Find and copy each line of the data that includes "name".
Exercise data START
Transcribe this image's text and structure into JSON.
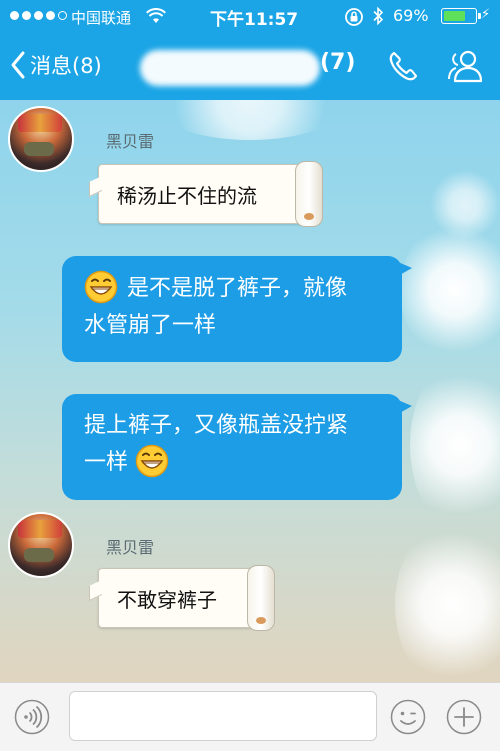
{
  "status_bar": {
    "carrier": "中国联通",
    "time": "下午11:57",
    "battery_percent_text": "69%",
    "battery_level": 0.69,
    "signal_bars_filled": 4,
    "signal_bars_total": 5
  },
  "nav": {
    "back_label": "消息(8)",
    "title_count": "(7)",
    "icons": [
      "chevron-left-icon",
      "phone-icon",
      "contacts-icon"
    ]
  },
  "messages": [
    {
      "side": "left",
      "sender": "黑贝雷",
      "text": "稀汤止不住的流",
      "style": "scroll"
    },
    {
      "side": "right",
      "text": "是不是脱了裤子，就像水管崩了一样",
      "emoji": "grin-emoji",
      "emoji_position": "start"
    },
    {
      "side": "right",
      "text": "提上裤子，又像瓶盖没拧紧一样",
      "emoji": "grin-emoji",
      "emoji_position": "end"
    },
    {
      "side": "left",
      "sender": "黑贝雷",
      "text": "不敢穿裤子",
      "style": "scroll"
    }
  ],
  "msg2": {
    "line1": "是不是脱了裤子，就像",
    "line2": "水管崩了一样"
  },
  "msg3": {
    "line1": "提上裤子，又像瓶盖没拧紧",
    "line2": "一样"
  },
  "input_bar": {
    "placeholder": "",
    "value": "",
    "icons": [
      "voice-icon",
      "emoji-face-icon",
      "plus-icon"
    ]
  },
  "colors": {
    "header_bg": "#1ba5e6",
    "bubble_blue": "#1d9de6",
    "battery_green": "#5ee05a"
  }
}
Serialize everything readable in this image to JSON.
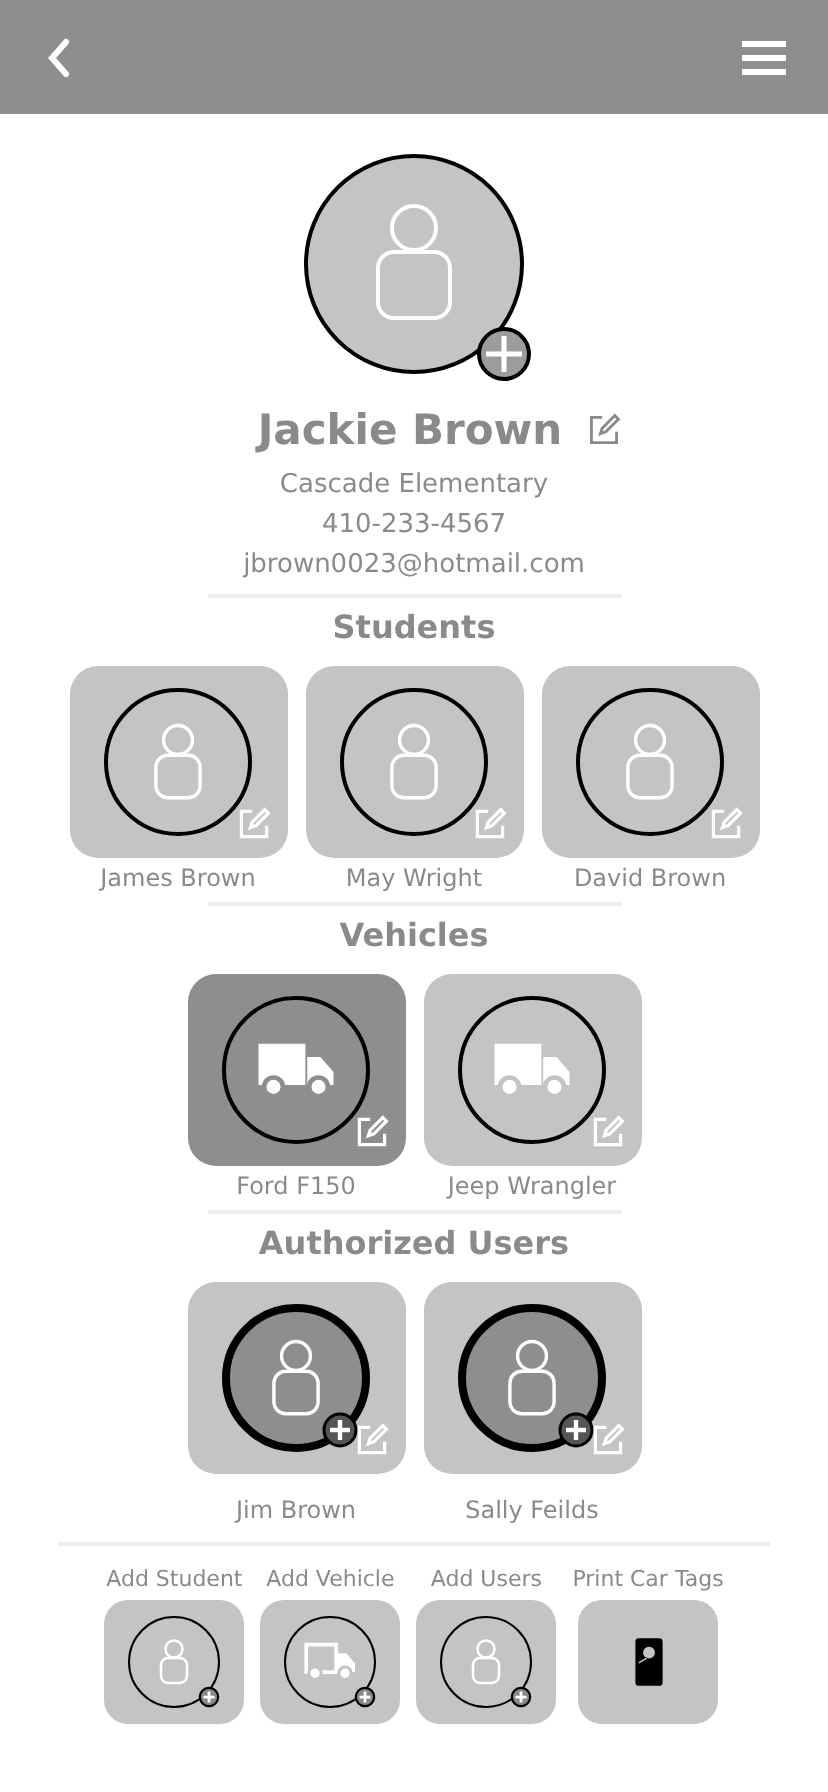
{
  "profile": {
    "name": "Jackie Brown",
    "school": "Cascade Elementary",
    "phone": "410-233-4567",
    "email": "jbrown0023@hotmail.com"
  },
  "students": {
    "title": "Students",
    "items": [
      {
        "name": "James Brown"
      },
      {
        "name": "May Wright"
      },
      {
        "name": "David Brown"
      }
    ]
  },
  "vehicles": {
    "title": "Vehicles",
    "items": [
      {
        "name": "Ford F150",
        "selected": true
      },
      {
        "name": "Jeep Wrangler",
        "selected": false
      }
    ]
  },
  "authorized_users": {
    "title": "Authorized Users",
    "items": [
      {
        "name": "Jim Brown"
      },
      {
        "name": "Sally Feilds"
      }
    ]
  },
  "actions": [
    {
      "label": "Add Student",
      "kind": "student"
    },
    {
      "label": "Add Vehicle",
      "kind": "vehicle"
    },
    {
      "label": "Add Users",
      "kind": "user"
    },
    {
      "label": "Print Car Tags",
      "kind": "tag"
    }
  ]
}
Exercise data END
Problem solution —
    "name": "Jackie Brown",
        "name": "James Brown"
        "name": "May Wright"
        "name": "David Brown"
        "name": "Ford F150",
        "name": "Jeep Wrangler",
        "name": "Jim Brown"
        "name": "Sally Feilds"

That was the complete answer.